• [Task]: Return every record below exactly as written, but leave out the pictures.

• [Information given]:

····················

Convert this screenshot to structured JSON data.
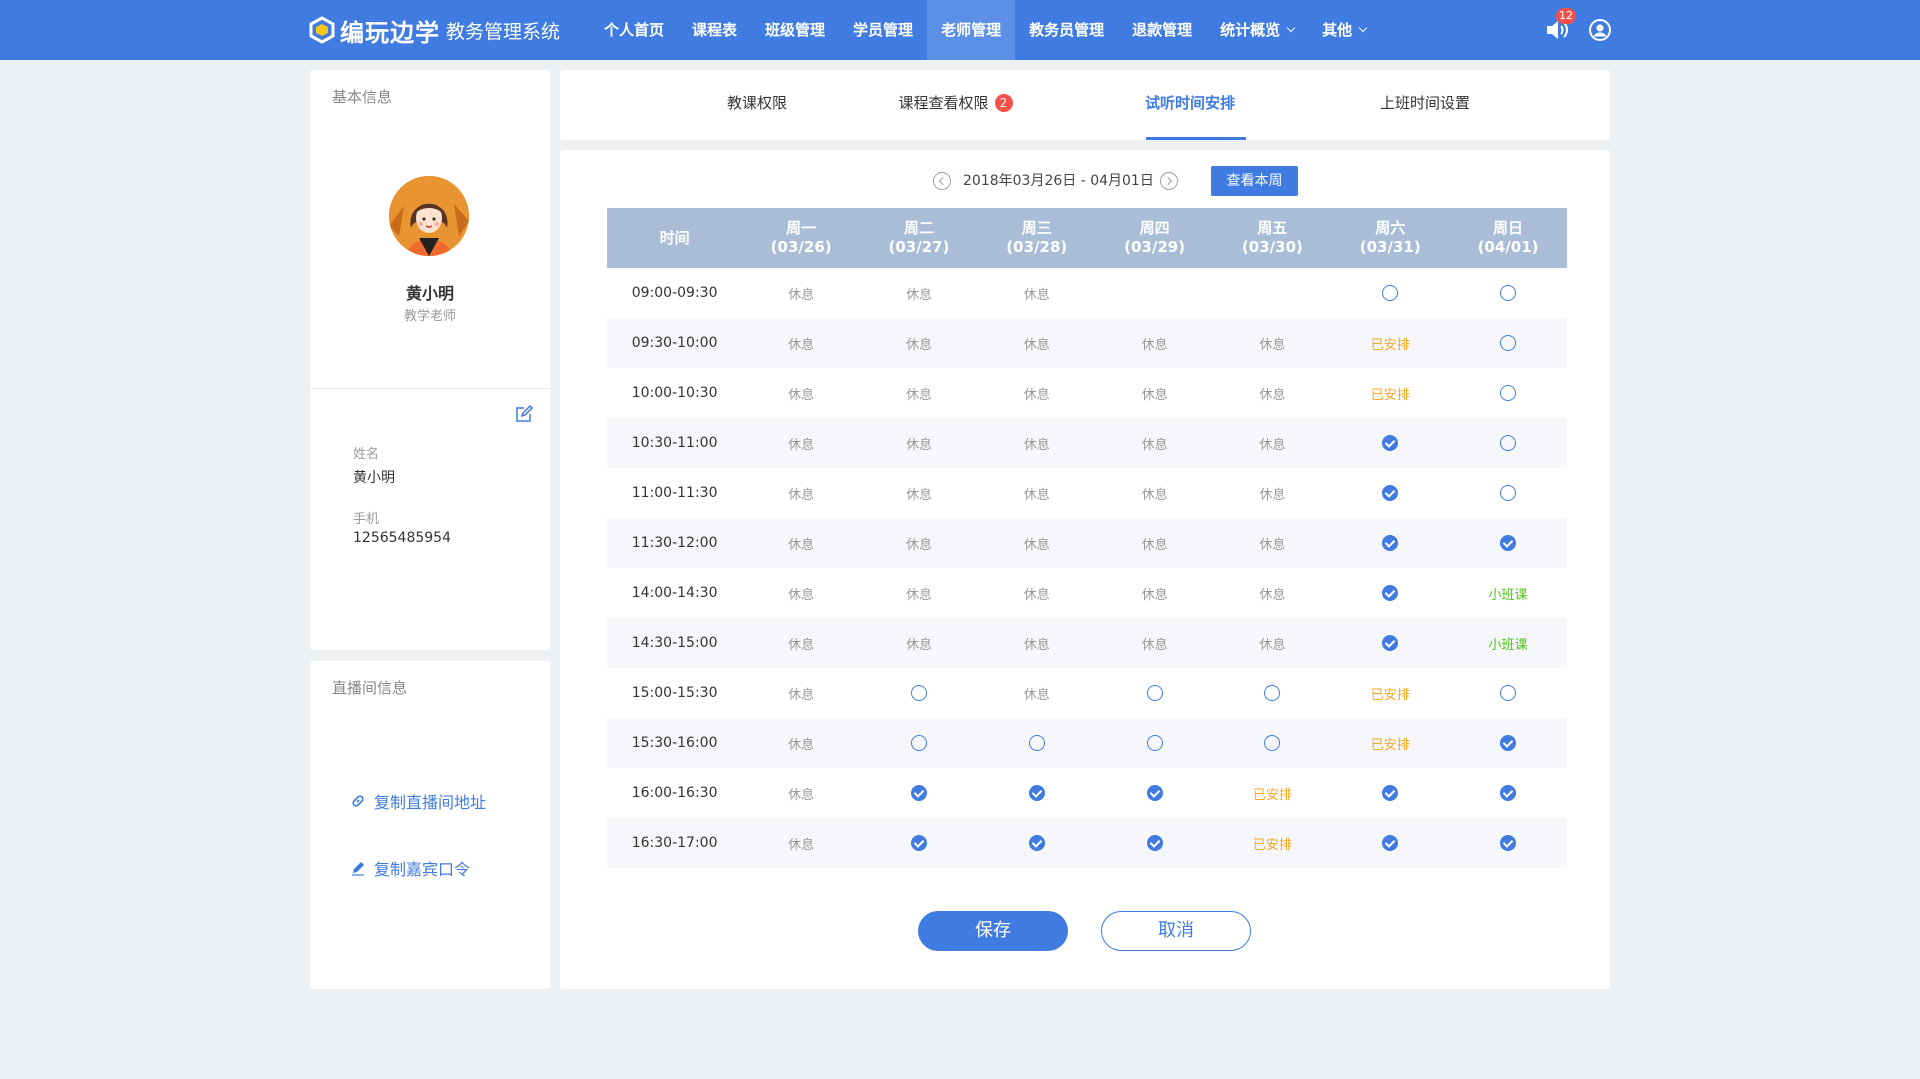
{
  "app": {
    "brand": "编玩边学",
    "system_name": "教务管理系统",
    "notification_count": "12"
  },
  "nav": {
    "items": [
      {
        "label": "个人首页"
      },
      {
        "label": "课程表"
      },
      {
        "label": "班级管理"
      },
      {
        "label": "学员管理"
      },
      {
        "label": "老师管理",
        "active": true
      },
      {
        "label": "教务员管理"
      },
      {
        "label": "退款管理"
      },
      {
        "label": "统计概览",
        "dropdown": true
      },
      {
        "label": "其他",
        "dropdown": true
      }
    ]
  },
  "basic_info": {
    "title": "基本信息",
    "name": "黄小明",
    "role": "教学老师",
    "fields": {
      "name_label": "姓名",
      "name_value": "黄小明",
      "phone_label": "手机",
      "phone_value": "12565485954"
    }
  },
  "live_info": {
    "title": "直播间信息",
    "copy_url_label": "复制直播间地址",
    "copy_code_label": "复制嘉宾口令"
  },
  "tabs": [
    {
      "label": "教课权限"
    },
    {
      "label": "课程查看权限",
      "badge": "2"
    },
    {
      "label": "试听时间安排",
      "active": true
    },
    {
      "label": "上班时间设置"
    }
  ],
  "schedule": {
    "date_range": "2018年03月26日 - 04月01日",
    "this_week_label": "查看本周",
    "time_header": "时间",
    "days": [
      {
        "day": "周一",
        "date": "(03/26)"
      },
      {
        "day": "周二",
        "date": "(03/27)"
      },
      {
        "day": "周三",
        "date": "(03/28)"
      },
      {
        "day": "周四",
        "date": "(03/29)"
      },
      {
        "day": "周五",
        "date": "(03/30)"
      },
      {
        "day": "周六",
        "date": "(03/31)"
      },
      {
        "day": "周日",
        "date": "(04/01)"
      }
    ],
    "legend": {
      "rest": "休息",
      "arranged": "已安排",
      "small_class": "小班课"
    },
    "rows": [
      {
        "time": "09:00-09:30",
        "cells": [
          "rest",
          "rest",
          "rest",
          "empty",
          "empty",
          "open",
          "open"
        ]
      },
      {
        "time": "09:30-10:00",
        "cells": [
          "rest",
          "rest",
          "rest",
          "rest",
          "rest",
          "arranged",
          "open"
        ]
      },
      {
        "time": "10:00-10:30",
        "cells": [
          "rest",
          "rest",
          "rest",
          "rest",
          "rest",
          "arranged",
          "open"
        ]
      },
      {
        "time": "10:30-11:00",
        "cells": [
          "rest",
          "rest",
          "rest",
          "rest",
          "rest",
          "checked",
          "open"
        ]
      },
      {
        "time": "11:00-11:30",
        "cells": [
          "rest",
          "rest",
          "rest",
          "rest",
          "rest",
          "checked",
          "open"
        ]
      },
      {
        "time": "11:30-12:00",
        "cells": [
          "rest",
          "rest",
          "rest",
          "rest",
          "rest",
          "checked",
          "checked"
        ]
      },
      {
        "time": "14:00-14:30",
        "cells": [
          "rest",
          "rest",
          "rest",
          "rest",
          "rest",
          "checked",
          "small_class"
        ]
      },
      {
        "time": "14:30-15:00",
        "cells": [
          "rest",
          "rest",
          "rest",
          "rest",
          "rest",
          "checked",
          "small_class"
        ]
      },
      {
        "time": "15:00-15:30",
        "cells": [
          "rest",
          "open",
          "rest",
          "open",
          "open",
          "arranged",
          "open"
        ]
      },
      {
        "time": "15:30-16:00",
        "cells": [
          "rest",
          "open",
          "open",
          "open",
          "open",
          "arranged",
          "checked"
        ]
      },
      {
        "time": "16:00-16:30",
        "cells": [
          "rest",
          "checked",
          "checked",
          "checked",
          "arranged",
          "checked",
          "checked"
        ]
      },
      {
        "time": "16:30-17:00",
        "cells": [
          "rest",
          "checked",
          "checked",
          "checked",
          "arranged",
          "checked",
          "checked"
        ]
      }
    ]
  },
  "actions": {
    "save_label": "保存",
    "cancel_label": "取消"
  },
  "colors": {
    "primary": "#3f7be0",
    "header_bg": "#a9bed6",
    "arranged": "#f5a623",
    "small_class": "#52c41a",
    "badge": "#f5504a"
  }
}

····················

• [Your solution]:
Convert this screenshot to structured JSON data.
{
  "app": {
    "brand": "编玩边学",
    "system_name": "教务管理系统",
    "notification_count": "12"
  },
  "nav": {
    "items": [
      {
        "label": "个人首页"
      },
      {
        "label": "课程表"
      },
      {
        "label": "班级管理"
      },
      {
        "label": "学员管理"
      },
      {
        "label": "老师管理",
        "active": true
      },
      {
        "label": "教务员管理"
      },
      {
        "label": "退款管理"
      },
      {
        "label": "统计概览",
        "dropdown": true
      },
      {
        "label": "其他",
        "dropdown": true
      }
    ]
  },
  "basic_info": {
    "title": "基本信息",
    "name": "黄小明",
    "role": "教学老师",
    "fields": {
      "name_label": "姓名",
      "name_value": "黄小明",
      "phone_label": "手机",
      "phone_value": "12565485954"
    }
  },
  "live_info": {
    "title": "直播间信息",
    "copy_url_label": "复制直播间地址",
    "copy_code_label": "复制嘉宾口令"
  },
  "tabs": [
    {
      "label": "教课权限"
    },
    {
      "label": "课程查看权限",
      "badge": "2"
    },
    {
      "label": "试听时间安排",
      "active": true
    },
    {
      "label": "上班时间设置"
    }
  ],
  "schedule": {
    "date_range": "2018年03月26日 - 04月01日",
    "this_week_label": "查看本周",
    "time_header": "时间",
    "days": [
      {
        "day": "周一",
        "date": "(03/26)"
      },
      {
        "day": "周二",
        "date": "(03/27)"
      },
      {
        "day": "周三",
        "date": "(03/28)"
      },
      {
        "day": "周四",
        "date": "(03/29)"
      },
      {
        "day": "周五",
        "date": "(03/30)"
      },
      {
        "day": "周六",
        "date": "(03/31)"
      },
      {
        "day": "周日",
        "date": "(04/01)"
      }
    ],
    "legend": {
      "rest": "休息",
      "arranged": "已安排",
      "small_class": "小班课"
    },
    "rows": [
      {
        "time": "09:00-09:30",
        "cells": [
          "rest",
          "rest",
          "rest",
          "empty",
          "empty",
          "open",
          "open"
        ]
      },
      {
        "time": "09:30-10:00",
        "cells": [
          "rest",
          "rest",
          "rest",
          "rest",
          "rest",
          "arranged",
          "open"
        ]
      },
      {
        "time": "10:00-10:30",
        "cells": [
          "rest",
          "rest",
          "rest",
          "rest",
          "rest",
          "arranged",
          "open"
        ]
      },
      {
        "time": "10:30-11:00",
        "cells": [
          "rest",
          "rest",
          "rest",
          "rest",
          "rest",
          "checked",
          "open"
        ]
      },
      {
        "time": "11:00-11:30",
        "cells": [
          "rest",
          "rest",
          "rest",
          "rest",
          "rest",
          "checked",
          "open"
        ]
      },
      {
        "time": "11:30-12:00",
        "cells": [
          "rest",
          "rest",
          "rest",
          "rest",
          "rest",
          "checked",
          "checked"
        ]
      },
      {
        "time": "14:00-14:30",
        "cells": [
          "rest",
          "rest",
          "rest",
          "rest",
          "rest",
          "checked",
          "small_class"
        ]
      },
      {
        "time": "14:30-15:00",
        "cells": [
          "rest",
          "rest",
          "rest",
          "rest",
          "rest",
          "checked",
          "small_class"
        ]
      },
      {
        "time": "15:00-15:30",
        "cells": [
          "rest",
          "open",
          "rest",
          "open",
          "open",
          "arranged",
          "open"
        ]
      },
      {
        "time": "15:30-16:00",
        "cells": [
          "rest",
          "open",
          "open",
          "open",
          "open",
          "arranged",
          "checked"
        ]
      },
      {
        "time": "16:00-16:30",
        "cells": [
          "rest",
          "checked",
          "checked",
          "checked",
          "arranged",
          "checked",
          "checked"
        ]
      },
      {
        "time": "16:30-17:00",
        "cells": [
          "rest",
          "checked",
          "checked",
          "checked",
          "arranged",
          "checked",
          "checked"
        ]
      }
    ]
  },
  "actions": {
    "save_label": "保存",
    "cancel_label": "取消"
  },
  "colors": {
    "primary": "#3f7be0",
    "header_bg": "#a9bed6",
    "arranged": "#f5a623",
    "small_class": "#52c41a",
    "badge": "#f5504a"
  }
}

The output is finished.